Joy in Ilion's hall resoundeth,
Ere the mighty city fell;
Festive hymns of triumph sounded
With the gold harp's richest swell.
Each stern warrior rests at last
From that strife of direst slaughter;
For the brave Pelides weds
Royal Priam's loveliest daughter.
Troop on troop, with laurel garlands,
Slowly swept the bridal train
Onward to the sacred temple
Where arose the Thymbrian's fane.
By them ran, with long hair streaming,
One alone, of sorrow dreaming,
Wandered in her wretchedness.
Joyless, while they chant their praises
None to soothe her, none to love
Did Cassandra tread the mazes
Of Apollo's laurel grove;
To the wild wood's deepest shadow
Fled the mystic maiden now,
And she dashed the priestess‐fillet
Wildly from her throbbing brow.
"Everywhere are sounds of gladness,
From each happy heart awoke;
I alone must rove in sadness,
I alone must grief invoke.
Joy illumes my father's features,
Garlanded my sisters stand
Yet I hear the rushing pinions
Of Destruction o'er our land.
"Wildly high a torch is flashing,
But 'tis not from Hymen's hand;
Upward see the red stream dashing,
But 'tis not an altar brand.
Costly viands, festal dances,
Wait the bridegroom and the bride
Yet the Avenger's step advances,
Who will crush them in their pride.
"And they mock my prophet wailing,
And they scorn my words of woe;
Fatal gift and unavailing
Still I've wandered to and fro,
Shunn'd by all the happy round me,
Scorned by all where'er I trod;
Heavily thou hast foredoomed me,
Oh! thou mighty Pythian God!
"Why on me was laid the mission:
Lift the future's mystic shroud?
Why to me the seer's vision
'Mid a spirit‐darkened crowd?
When the mortal arm is weak,
Wherefore give the prophet's power?
Can it turn the stream, or break
Clouds of woe that darkly lower?
"Wherefore lift the pall o'ershading
Dark and dread Futurity?
Ignorance is joy unfading
Knowledge, death and misery.
Oh! recall thy mournful mission
Take the future from my sight:
Fatal is the prophet's vision
To the form that shrines its light.
"Give me back the happy blindness,
Ere my childhood felt thy spell;
Never sang I in joy's wildness
Since I heard thy oracle.
Clear the future lies before me,
But the present veiled away;
Oh! to life and joy restore me
Take thy cruel gift away!
"Never round my perfumed tresses
May the bridal wreath entwine;
'Mid thy temple's drear recesses
Doomed in loneliness to pine.
Never o'er my youth of weeping
Did one happy moment rise
Never aught but sorrow reaping
From thy fatal mysteries.

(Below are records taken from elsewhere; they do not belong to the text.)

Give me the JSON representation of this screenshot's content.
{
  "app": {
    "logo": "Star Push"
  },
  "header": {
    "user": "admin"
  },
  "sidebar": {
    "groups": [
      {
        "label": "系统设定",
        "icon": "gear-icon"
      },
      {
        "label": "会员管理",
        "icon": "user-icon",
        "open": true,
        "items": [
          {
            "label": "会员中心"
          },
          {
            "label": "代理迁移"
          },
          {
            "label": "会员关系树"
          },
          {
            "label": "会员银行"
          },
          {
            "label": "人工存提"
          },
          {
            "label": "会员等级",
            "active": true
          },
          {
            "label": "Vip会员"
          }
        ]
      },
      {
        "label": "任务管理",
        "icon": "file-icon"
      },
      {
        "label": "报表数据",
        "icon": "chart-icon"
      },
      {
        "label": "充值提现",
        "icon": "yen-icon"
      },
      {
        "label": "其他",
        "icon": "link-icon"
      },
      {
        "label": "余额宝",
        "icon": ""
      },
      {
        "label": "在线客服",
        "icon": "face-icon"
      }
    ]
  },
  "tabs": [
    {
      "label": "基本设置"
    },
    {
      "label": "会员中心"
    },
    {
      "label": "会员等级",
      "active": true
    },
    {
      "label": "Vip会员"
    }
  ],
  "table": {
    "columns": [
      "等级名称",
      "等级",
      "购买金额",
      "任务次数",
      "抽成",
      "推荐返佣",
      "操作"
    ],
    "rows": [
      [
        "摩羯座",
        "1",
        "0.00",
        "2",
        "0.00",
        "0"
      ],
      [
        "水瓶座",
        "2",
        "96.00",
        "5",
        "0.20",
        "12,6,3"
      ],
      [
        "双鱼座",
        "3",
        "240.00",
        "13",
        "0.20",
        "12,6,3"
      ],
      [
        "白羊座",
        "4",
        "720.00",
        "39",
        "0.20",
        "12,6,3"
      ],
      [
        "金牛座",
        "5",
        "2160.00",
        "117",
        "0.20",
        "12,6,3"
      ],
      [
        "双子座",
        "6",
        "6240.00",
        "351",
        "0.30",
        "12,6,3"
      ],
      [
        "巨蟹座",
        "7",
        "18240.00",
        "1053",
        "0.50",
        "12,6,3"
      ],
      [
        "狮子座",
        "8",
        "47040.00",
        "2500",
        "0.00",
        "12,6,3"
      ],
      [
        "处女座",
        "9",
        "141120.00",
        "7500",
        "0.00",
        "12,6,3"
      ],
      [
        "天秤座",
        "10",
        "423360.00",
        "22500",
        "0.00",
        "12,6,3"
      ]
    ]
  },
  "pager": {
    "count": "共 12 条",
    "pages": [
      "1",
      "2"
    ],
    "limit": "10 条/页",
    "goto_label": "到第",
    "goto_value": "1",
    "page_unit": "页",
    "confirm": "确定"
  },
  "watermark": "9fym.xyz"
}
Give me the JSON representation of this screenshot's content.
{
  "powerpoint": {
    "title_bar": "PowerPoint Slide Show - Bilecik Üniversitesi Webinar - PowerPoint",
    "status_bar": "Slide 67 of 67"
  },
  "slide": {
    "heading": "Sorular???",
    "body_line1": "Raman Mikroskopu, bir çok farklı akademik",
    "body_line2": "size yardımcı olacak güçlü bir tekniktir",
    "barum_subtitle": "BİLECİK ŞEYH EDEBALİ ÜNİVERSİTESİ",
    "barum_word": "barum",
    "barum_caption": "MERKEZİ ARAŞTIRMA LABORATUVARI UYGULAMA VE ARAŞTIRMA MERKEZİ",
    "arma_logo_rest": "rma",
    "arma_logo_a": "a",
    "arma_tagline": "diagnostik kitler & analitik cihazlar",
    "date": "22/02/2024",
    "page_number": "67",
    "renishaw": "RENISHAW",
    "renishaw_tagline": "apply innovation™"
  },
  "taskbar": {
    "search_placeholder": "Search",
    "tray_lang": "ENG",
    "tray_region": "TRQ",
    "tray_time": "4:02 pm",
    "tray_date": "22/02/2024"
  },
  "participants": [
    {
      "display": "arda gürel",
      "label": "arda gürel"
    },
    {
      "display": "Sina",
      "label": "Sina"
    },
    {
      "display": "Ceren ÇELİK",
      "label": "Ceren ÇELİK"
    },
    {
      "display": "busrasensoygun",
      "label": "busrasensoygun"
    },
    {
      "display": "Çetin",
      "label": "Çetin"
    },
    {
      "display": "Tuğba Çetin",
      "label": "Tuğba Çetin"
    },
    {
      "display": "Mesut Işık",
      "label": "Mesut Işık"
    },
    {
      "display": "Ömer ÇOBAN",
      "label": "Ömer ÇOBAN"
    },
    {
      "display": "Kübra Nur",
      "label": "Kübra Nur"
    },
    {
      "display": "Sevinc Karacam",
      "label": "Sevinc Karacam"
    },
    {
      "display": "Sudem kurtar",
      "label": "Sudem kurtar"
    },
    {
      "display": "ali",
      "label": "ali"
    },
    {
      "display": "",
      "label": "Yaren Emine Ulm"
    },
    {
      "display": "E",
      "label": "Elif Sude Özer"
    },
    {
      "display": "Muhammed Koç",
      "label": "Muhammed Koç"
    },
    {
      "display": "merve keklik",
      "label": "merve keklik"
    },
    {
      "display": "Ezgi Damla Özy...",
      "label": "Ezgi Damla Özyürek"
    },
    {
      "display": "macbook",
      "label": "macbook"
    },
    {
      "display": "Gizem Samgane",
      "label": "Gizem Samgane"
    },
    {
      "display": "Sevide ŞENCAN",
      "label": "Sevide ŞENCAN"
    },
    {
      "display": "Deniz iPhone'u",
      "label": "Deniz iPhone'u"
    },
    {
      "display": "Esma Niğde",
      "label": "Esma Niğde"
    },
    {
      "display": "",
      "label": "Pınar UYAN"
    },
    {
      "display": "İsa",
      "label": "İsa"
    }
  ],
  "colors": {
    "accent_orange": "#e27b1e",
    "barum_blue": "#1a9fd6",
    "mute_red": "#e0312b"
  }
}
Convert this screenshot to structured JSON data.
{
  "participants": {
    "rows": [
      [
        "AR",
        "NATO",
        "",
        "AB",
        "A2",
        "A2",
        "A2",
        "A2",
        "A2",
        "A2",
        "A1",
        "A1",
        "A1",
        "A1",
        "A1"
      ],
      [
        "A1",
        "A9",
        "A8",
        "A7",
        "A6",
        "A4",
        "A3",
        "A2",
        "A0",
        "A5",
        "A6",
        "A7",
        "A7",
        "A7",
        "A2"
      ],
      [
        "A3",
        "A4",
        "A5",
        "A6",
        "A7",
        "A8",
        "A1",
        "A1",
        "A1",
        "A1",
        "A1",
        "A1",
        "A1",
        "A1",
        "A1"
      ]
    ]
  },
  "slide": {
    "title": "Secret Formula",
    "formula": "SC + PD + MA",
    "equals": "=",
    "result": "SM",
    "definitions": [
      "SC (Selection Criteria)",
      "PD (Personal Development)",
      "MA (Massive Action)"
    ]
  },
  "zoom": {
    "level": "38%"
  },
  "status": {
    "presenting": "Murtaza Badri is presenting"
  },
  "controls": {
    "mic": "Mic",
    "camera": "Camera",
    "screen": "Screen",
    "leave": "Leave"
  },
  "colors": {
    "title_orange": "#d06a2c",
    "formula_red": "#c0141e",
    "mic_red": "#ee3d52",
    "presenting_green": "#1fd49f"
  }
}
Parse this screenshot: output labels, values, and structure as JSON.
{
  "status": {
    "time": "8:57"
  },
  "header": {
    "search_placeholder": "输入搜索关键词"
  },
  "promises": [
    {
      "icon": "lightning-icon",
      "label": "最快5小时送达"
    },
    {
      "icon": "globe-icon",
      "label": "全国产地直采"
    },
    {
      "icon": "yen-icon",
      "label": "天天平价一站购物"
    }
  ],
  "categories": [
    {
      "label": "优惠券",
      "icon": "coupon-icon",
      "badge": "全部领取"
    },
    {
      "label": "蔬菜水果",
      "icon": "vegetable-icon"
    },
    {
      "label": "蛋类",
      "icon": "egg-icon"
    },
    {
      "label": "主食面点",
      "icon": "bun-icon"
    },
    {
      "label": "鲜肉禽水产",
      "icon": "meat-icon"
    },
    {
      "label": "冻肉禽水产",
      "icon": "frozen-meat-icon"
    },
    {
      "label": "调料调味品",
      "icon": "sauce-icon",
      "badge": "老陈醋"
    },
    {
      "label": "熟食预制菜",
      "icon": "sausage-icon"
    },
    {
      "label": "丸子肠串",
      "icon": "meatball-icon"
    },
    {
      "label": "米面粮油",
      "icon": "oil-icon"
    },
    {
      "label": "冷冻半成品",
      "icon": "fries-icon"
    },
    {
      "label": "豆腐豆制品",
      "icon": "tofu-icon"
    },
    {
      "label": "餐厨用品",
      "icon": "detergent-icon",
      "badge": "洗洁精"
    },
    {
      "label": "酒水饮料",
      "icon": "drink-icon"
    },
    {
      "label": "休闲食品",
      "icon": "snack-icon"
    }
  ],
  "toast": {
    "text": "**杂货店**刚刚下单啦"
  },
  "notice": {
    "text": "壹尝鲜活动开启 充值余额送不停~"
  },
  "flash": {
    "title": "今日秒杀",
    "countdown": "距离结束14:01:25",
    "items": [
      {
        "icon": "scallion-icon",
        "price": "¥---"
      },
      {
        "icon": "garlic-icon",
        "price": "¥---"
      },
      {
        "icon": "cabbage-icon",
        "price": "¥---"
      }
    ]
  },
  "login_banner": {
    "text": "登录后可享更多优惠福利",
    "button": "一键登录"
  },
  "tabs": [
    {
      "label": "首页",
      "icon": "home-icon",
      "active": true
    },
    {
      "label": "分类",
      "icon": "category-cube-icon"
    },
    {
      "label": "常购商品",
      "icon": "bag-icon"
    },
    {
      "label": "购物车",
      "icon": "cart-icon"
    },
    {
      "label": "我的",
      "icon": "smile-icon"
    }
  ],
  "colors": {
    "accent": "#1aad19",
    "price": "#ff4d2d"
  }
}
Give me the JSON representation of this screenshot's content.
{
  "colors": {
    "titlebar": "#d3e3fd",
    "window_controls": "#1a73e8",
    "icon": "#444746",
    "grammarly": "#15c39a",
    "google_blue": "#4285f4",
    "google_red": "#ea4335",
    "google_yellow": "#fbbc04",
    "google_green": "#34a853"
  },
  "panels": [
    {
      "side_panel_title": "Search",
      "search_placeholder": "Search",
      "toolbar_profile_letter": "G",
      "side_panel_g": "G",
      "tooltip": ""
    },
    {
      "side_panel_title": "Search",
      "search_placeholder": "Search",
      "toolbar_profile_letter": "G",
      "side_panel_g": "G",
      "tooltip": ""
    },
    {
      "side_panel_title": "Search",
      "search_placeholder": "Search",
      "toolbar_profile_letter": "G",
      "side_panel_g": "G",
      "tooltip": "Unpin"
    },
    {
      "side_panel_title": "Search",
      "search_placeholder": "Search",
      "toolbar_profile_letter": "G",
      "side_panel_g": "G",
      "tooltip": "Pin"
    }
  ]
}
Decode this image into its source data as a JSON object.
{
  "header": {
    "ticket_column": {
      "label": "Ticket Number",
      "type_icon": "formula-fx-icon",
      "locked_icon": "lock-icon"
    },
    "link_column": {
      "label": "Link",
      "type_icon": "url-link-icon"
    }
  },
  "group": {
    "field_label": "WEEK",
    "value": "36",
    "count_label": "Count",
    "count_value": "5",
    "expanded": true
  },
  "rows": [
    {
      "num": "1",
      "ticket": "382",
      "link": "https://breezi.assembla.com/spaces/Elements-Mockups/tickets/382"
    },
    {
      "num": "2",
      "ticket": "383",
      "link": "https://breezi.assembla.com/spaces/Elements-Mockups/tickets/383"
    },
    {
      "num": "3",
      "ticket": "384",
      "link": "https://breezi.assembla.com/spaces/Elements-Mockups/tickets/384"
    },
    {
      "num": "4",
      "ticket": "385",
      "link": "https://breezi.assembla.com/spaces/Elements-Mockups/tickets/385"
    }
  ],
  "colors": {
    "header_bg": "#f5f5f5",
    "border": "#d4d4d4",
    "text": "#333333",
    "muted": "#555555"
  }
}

"See my gay companions round me,
Blessed with all that love can give;
I alone, my youth consuming,
Live to weep, and weep to live.
Vain to me the sun, the skies,
The flowers on the green earth bending;
Who the joys of life would prize
That could know their bitter ending?
"Thou, Polyxena, art happy
In thy love's first deep excess,
Hellas gives her bravest hero
To thy young heart's fond caress.
Proudly is her bosom heaving,
Conscious of her bridegroom's love,
Whilst her dreams of pleasure weaving,
Envies not the Gods above.
"And I, too, have trembled gazing
Upon one my heart adored
In his deep eyes' soft appraising
Reading love's unspoken word.
Bridal vows I'd fain have uttered,
Oh, to him how willingly!
But there stepped a Stygian spectre
Nightly between him and me.
"Pale and hideous phantoms haunt me,
From the realms of Proserpine;
Ghastly shades of gloom confront me,
Everywhere my steps incline;
Even in festive scenes of pleasure,
Stifling bright youth's careless glee
Oh! that I could know the treasure
Of a young heart's gaiety!
"Ha! the murderer's steel is beaming!
The murderer's eye glares wildly bright!
Whither shall I fly the gleaming
Of the Future's lurid light?
All in vain I turn my glances
Still the vision's ghastly hand
Points my doom as it advances:
Death within the stranger's land."
Does the phophet‐maiden falter?
Hark! those wild disordered cries!
Slain before the sacred altar,
Dead the son of Thetis lies.
Eris shakes her wreathed serpents
All the Gods their temples shun
And a thunder‐cloud is resting
Heavily on Ilion!